Director: Nicolas Winding Refn
Writers: Nicolas Winding Refn
Stars: Elle Fanning, Abbey Lee, Bella Heathcote, Jena Malone, Keanu Reeves
Synopsis: When aspiring model Jesse moves to Los Angeles, her youth and vitality quickly gains the attention of others leading to some rather unexpected circumstances.
If one were to look up Nicolas Winding Refn in the dictionary, more than likely you’ll come across the words “acquired taste”; his films blister with loud and colorful pompousness, you either love him or hate him. Is it possible to fall on both ends of that spectrum? I know I do. Films such as Only God Forgives reek of selfish, inconsistent, and unnecessary narcissism, while Drive still remains as my favorite film of the 2010’s thus far. I can’t help but feel fascinated by Refn’s work, even when it fails, but when it works it certainly rewards, even when those rewards are not that rewarding.

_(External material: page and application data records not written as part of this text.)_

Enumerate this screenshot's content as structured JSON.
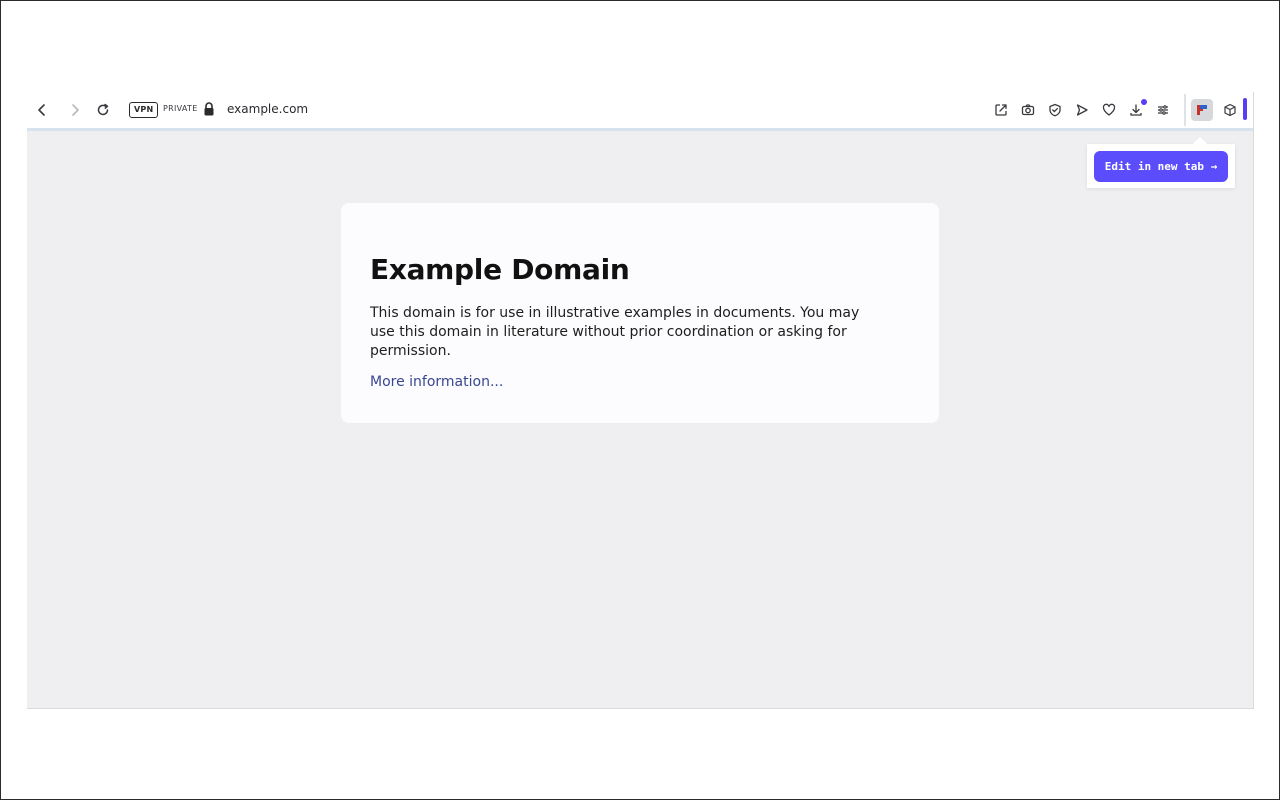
{
  "toolbar": {
    "vpn_label": "VPN",
    "private_label": "PRIVATE",
    "url": "example.com",
    "icons": [
      "back-icon",
      "forward-icon",
      "reload-icon",
      "lock-icon",
      "share-edit-icon",
      "camera-icon",
      "shield-icon",
      "send-icon",
      "heart-icon",
      "download-icon",
      "settings-sliders-icon",
      "extension-flag-icon",
      "cube-icon"
    ],
    "accent_color": "#5b3cf2"
  },
  "popup": {
    "button_label": "Edit in new tab →"
  },
  "page": {
    "title": "Example Domain",
    "description": "This domain is for use in illustrative examples in documents. You may use this domain in literature without prior coordination or asking for permission.",
    "link_text": "More information..."
  }
}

Hence is the case with The Neon Demon, a modern horror fairytale about the inner workings of the Los Angeles modeling industry, a film whose arduous ambitions feel more than welcome and well-earned. We follow innocent 16-year old Jesse (Elle Fanning in a terrific performance), a sort-of L.A. runaway with desires of becoming a top model herself. Jesse functions as the princess of this fairytale, much like her very own Cinderella, and like those central figures she has a lot of growing up to do. Unfortunately, Jesse’s growth may not quite lead to her prince charming (or does it?).
Throughout her adventure, Jesse meets Ruby, Gigi, and Sarah (Jena Malone, Bella Heathcote, and Abbey Lee respectively), a makeup artist and two models who may have an agenda of their own. Their dreams of grandeur become further rooted in jealousy, anger, loneliness, and most importantly, narcissism. Their view of Jesse, a young nobody from out of nowhere, whose undeniable beauty and talent sweeps up the competition without ever having to even compete, is at the root of their lust for permanent beauty. This raises the important question of what one is willing to do to be beautiful, and stay beautiful in the view of the public eye; this task becomes even more complicated when your first audience member to please is yourself, hence the film’s central theme of narcissism and self-importance.

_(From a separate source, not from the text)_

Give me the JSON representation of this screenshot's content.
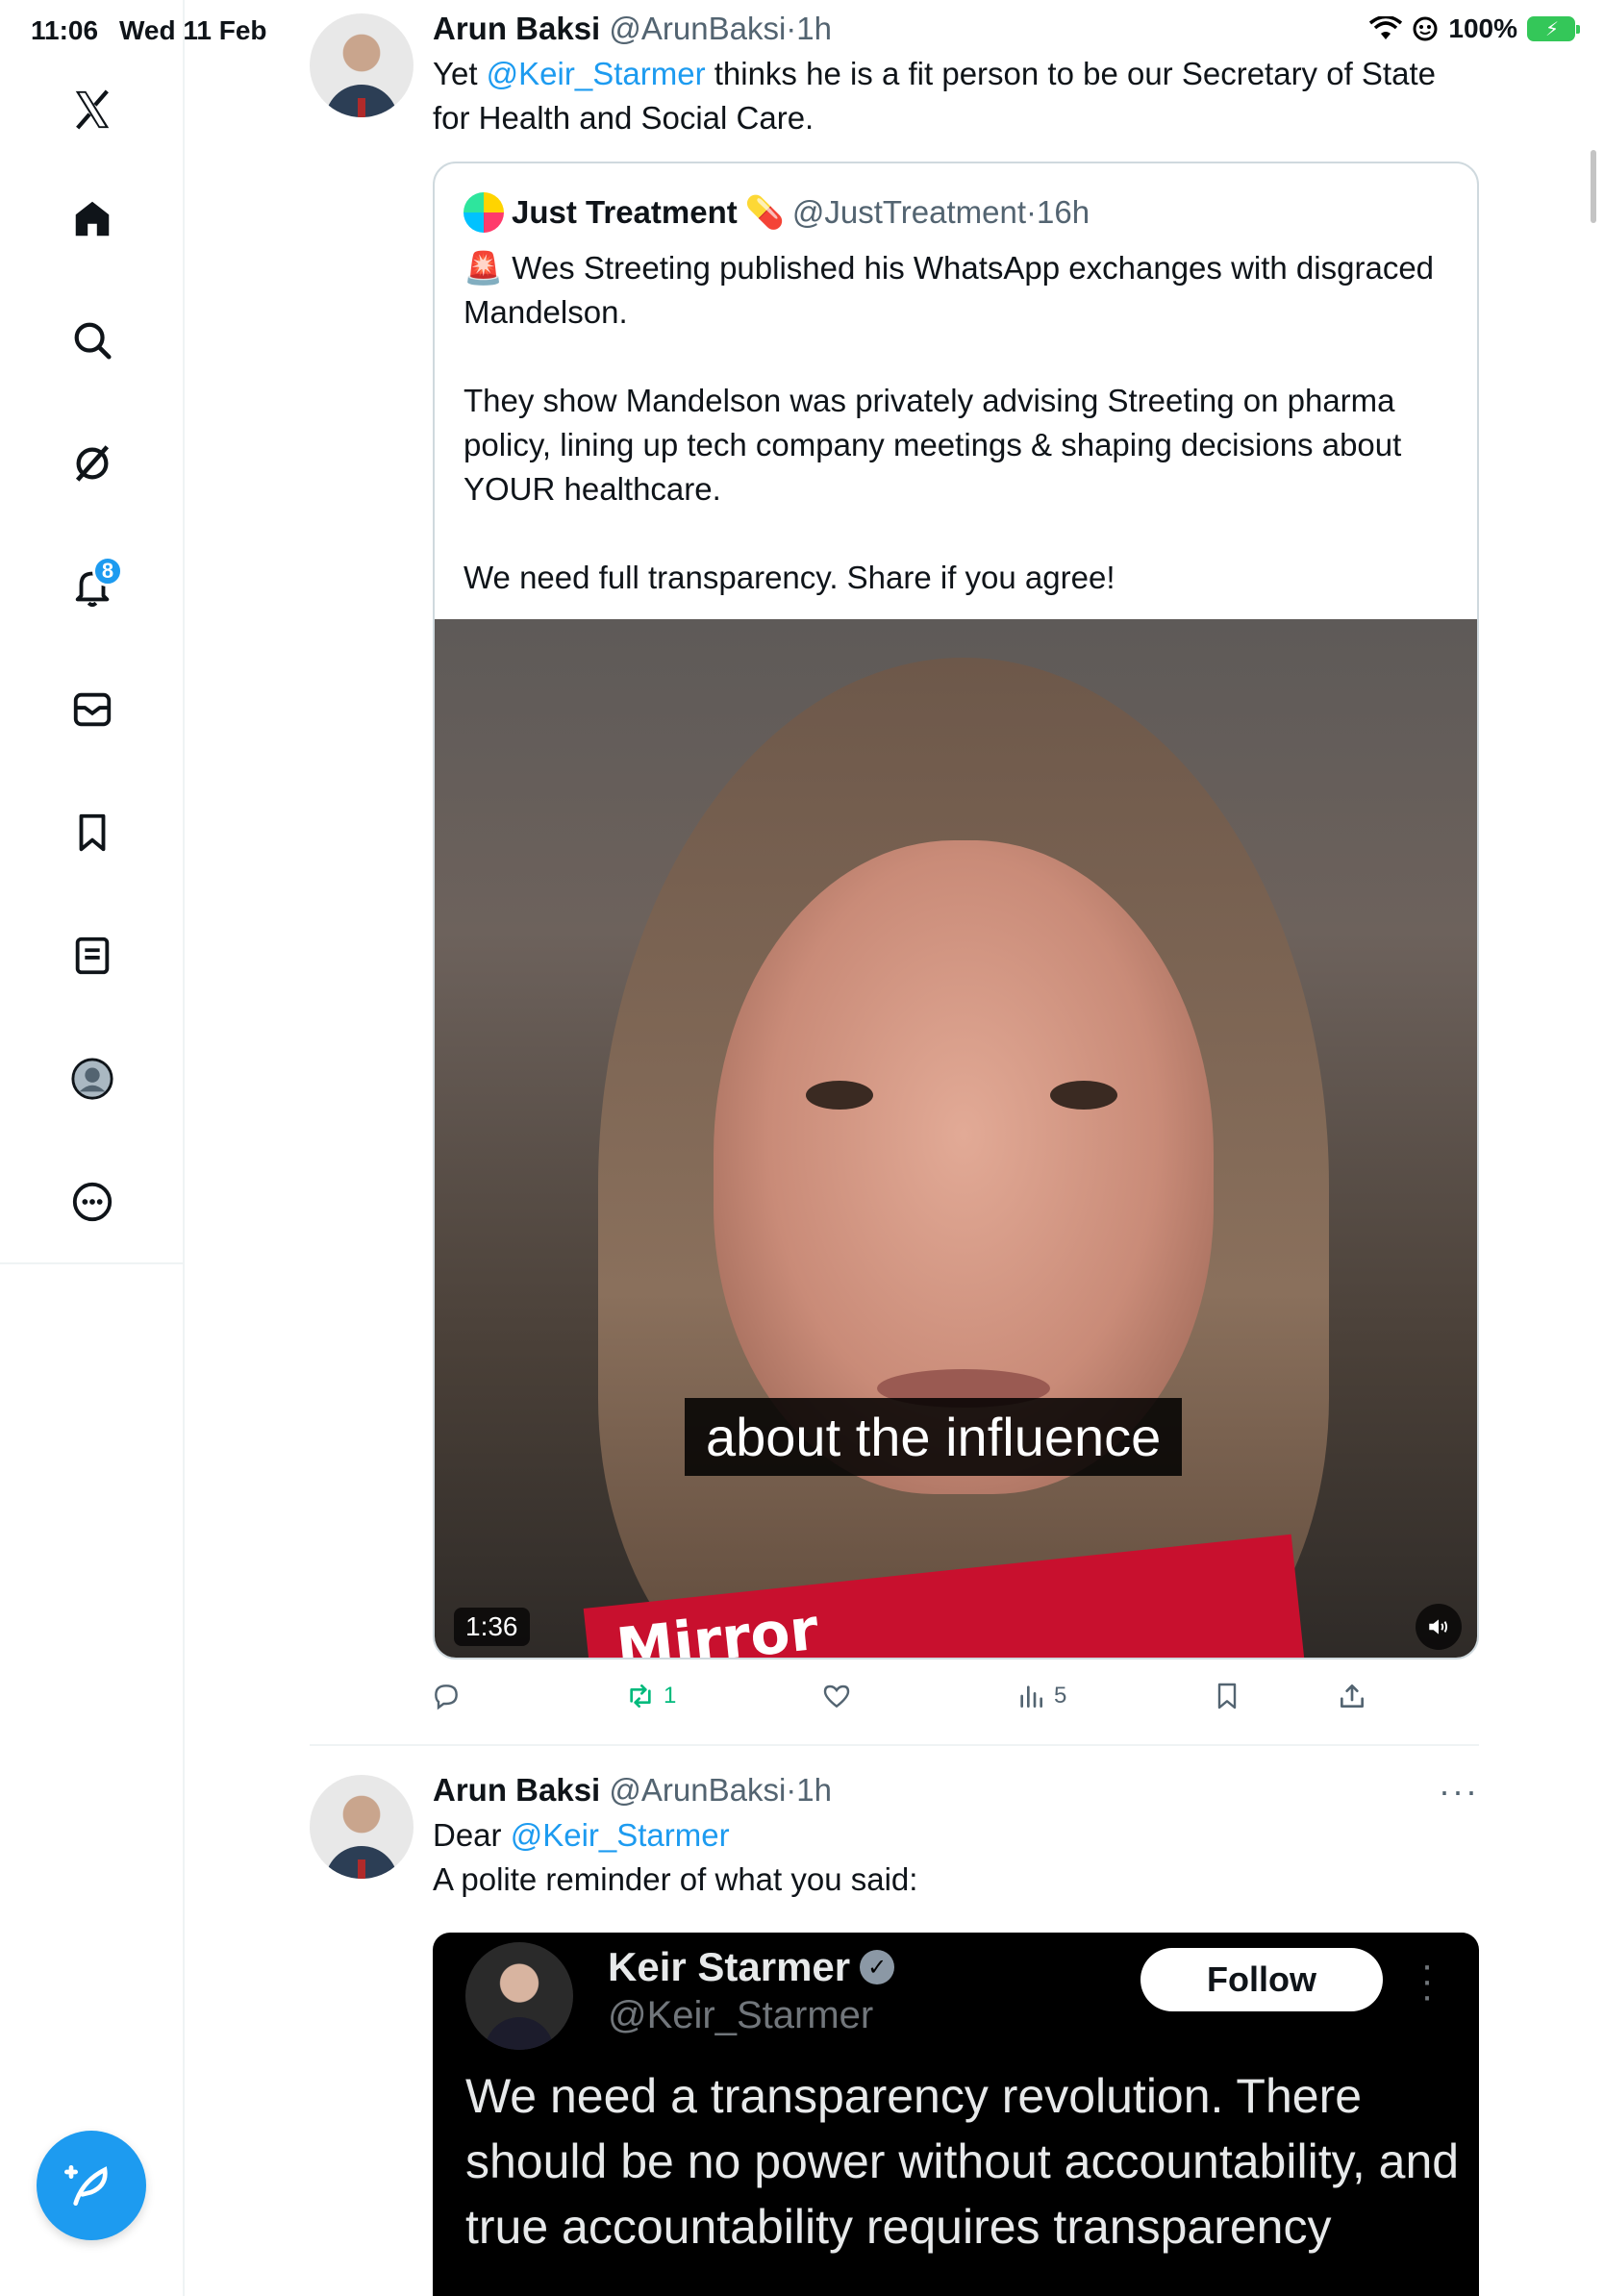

The intrigue is how this changes Jesse herself, and soon our heroine becomes a little less Cinderella and a little more Little Red Riding Hood (as if the lingering shots of the full moon weren’t a dead giveaway). Jesse was innocent and lacked confidence, that is until she realized what she truly had, beauty that everyone else wanted. Her transformation (visualized magnificently in a neurotic strobe-lit sequence) brings her down to Ruby, Gigi, and Sarah’s level, arguably no better than them by this point, yet Fanning’s performance maintains a surprising depth and even heartbreak as her innocence slowly diminishes and her narcissistic wolf begins to howl.

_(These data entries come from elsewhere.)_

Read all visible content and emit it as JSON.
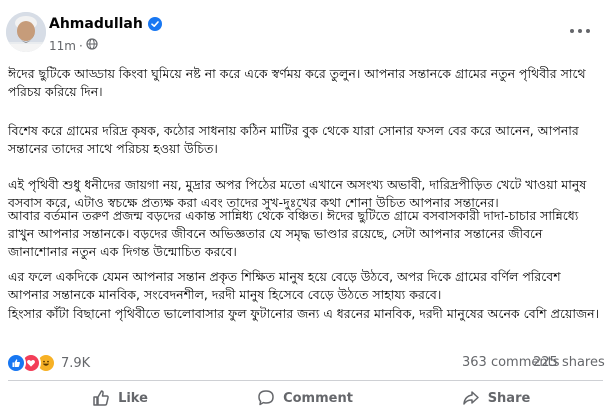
{
  "post": {
    "author": "Ahmadullah",
    "time": "11m",
    "paragraphs": [
      "ঈদের ছুটিকে আড্ডায় কিংবা ঘুমিয়ে নষ্ট না করে একে স্বর্ণময় করে তুলুন। আপনার সন্তানকে গ্রামের নতুন পৃথিবীর সাথে পরিচয় করিয়ে দিন।",
      "বিশেষ করে গ্রামের দরিদ্র কৃষক, কঠোর সাধনায় কঠিন মাটির বুক থেকে যারা সোনার ফসল বের করে আনেন, আপনার সন্তানের তাদের সাথে পরিচয় হওয়া উচিত।",
      "এই পৃথিবী শুধু ধনীদের জায়গা নয়, মুদ্রার অপর পিঠের মতো এখানে অসংখ্য অভাবী, দারিদ্রপীড়িত খেটে খাওয়া মানুষ বসবাস করে, এটাও স্বচক্ষে প্রত্যক্ষ করা এবং তাদের সুখ-দুঃখের কথা শোনা উচিত আপনার সন্তানের।",
      "আবার বর্তমান তরুণ প্রজন্ম বড়দের একান্ত সান্নিধ্য থেকে বঞ্চিত। ঈদের ছুটিতে গ্রামে বসবাসকারী দাদা-চাচার সান্নিধ্যে রাখুন আপনার সন্তানকে। বড়দের জীবনে অভিজ্ঞতার যে সমৃদ্ধ ভাণ্ডার রয়েছে, সেটা আপনার সন্তানের জীবনে জানাশোনার নতুন এক দিগন্ত উন্মোচিত করবে।",
      "এর ফলে একদিকে যেমন আপনার সন্তান প্রকৃত শিক্ষিত মানুষ হয়ে বেড়ে উঠবে, অপর দিকে গ্রামের বর্ণিল পরিবেশ আপনার সন্তানকে মানবিক, সংবেদনশীল, দরদী মানুষ হিসেবে বেড়ে উঠতে সাহায্য করবে।",
      "হিংসার কাঁটা বিছানো পৃথিবীতে ভালোবাসার ফুল ফুটানোর জন্য এ ধরনের মানবিক, দরদী মানুষের অনেক বেশি প্রয়োজন।"
    ],
    "reaction_count": "7.9K",
    "comments": "363 comments",
    "shares": "225 shares",
    "actions": {
      "like": "Like",
      "comment": "Comment",
      "share": "Share"
    }
  },
  "colors": {
    "brand": "#1877f2",
    "text": "#050505",
    "muted": "#65676b",
    "love": "#f33e58",
    "haha": "#f7b125"
  },
  "icons": [
    "verified-badge-icon",
    "globe-icon",
    "more-options-icon",
    "like-reaction-icon",
    "love-reaction-icon",
    "haha-reaction-icon",
    "like-icon",
    "comment-icon",
    "share-icon"
  ]
}
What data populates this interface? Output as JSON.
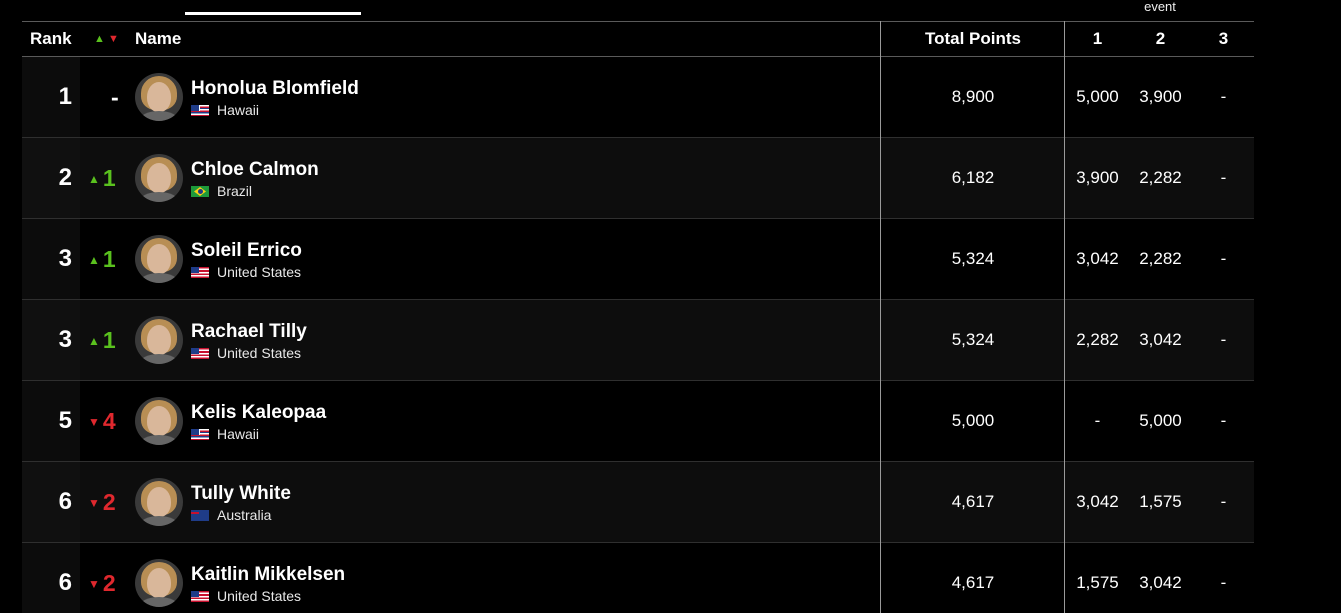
{
  "header": {
    "event_label": "event",
    "rank": "Rank",
    "move_up": "▲",
    "move_down": "▼",
    "name": "Name",
    "total_points": "Total Points",
    "event_1": "1",
    "event_2": "2",
    "event_3": "3"
  },
  "colors": {
    "up": "#5ac11e",
    "down": "#e0282e",
    "background": "#000000"
  },
  "rows": [
    {
      "rank": "1",
      "move_arrow": "",
      "move_value": "-",
      "move_dir": "same",
      "name": "Honolua Blomfield",
      "flag": "hi",
      "country": "Hawaii",
      "total": "8,900",
      "e1": "5,000",
      "e2": "3,900",
      "e3": "-"
    },
    {
      "rank": "2",
      "move_arrow": "▲",
      "move_value": "1",
      "move_dir": "up",
      "name": "Chloe Calmon",
      "flag": "br",
      "country": "Brazil",
      "total": "6,182",
      "e1": "3,900",
      "e2": "2,282",
      "e3": "-"
    },
    {
      "rank": "3",
      "move_arrow": "▲",
      "move_value": "1",
      "move_dir": "up",
      "name": "Soleil Errico",
      "flag": "us",
      "country": "United States",
      "total": "5,324",
      "e1": "3,042",
      "e2": "2,282",
      "e3": "-"
    },
    {
      "rank": "3",
      "move_arrow": "▲",
      "move_value": "1",
      "move_dir": "up",
      "name": "Rachael Tilly",
      "flag": "us",
      "country": "United States",
      "total": "5,324",
      "e1": "2,282",
      "e2": "3,042",
      "e3": "-"
    },
    {
      "rank": "5",
      "move_arrow": "▼",
      "move_value": "4",
      "move_dir": "down",
      "name": "Kelis Kaleopaa",
      "flag": "hi",
      "country": "Hawaii",
      "total": "5,000",
      "e1": "-",
      "e2": "5,000",
      "e3": "-"
    },
    {
      "rank": "6",
      "move_arrow": "▼",
      "move_value": "2",
      "move_dir": "down",
      "name": "Tully White",
      "flag": "au",
      "country": "Australia",
      "total": "4,617",
      "e1": "3,042",
      "e2": "1,575",
      "e3": "-"
    },
    {
      "rank": "6",
      "move_arrow": "▼",
      "move_value": "2",
      "move_dir": "down",
      "name": "Kaitlin Mikkelsen",
      "flag": "us",
      "country": "United States",
      "total": "4,617",
      "e1": "1,575",
      "e2": "3,042",
      "e3": "-"
    }
  ]
}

But the biggest narcissist of them all is never directly shown on screen, even though his techniques light up every single frame. I’m of course talking about Nicolas Winding Refn himself, whose filmmaking (loud and full of itself as it may be) becomes almost symbolic in nature. Refn is intentionally calling attention to himself, even amplifying Cliff Martinez’s haunting electronic score in any way he can (thankfully, the score is magnificent). But unlike Only God Forgives, there is consistency with the way The Neon Demon is shot, nor does it sacrifice dramatic or thematic resonance in favor of its directorial pride. It’s all incredibly self-important and over the top (even going as far as to create specific yet obvious jabs at the modeling industry itself, so on the nose it can’t even be called satire), but it is also recognizably attempting to be self-important for a specific reason, and I can’t argue against it here.
In case you couldn’t tell, I quite loved this movie, and it’s possible my affection for it was unclear amidst this narcissistic review I have just written (and that was the point, hopefully Refn would be proud). Granted, this is not for everyone, and as a warning there are incredibly arduous scenes that are going to put many viewers off (a chaotic strobe-lit dance act sure to cause epilepsy, a near vomit-inducing act committed by Jena Malone’s character, and a third act that truly veers into horror territory). The Neon Demon is not perfect, as much of its symbolism and satire is so on the nose it could be seen as self-parody by some, but Refn is not going for subtle; this is a world that is anything but subtle, and to approach this material in any other way would have defeated the purpose. Take that for what you will, just don’t sue me for saying that I thought this was a great film.
Overall Grade: A-
Hear our full review on Episode 176: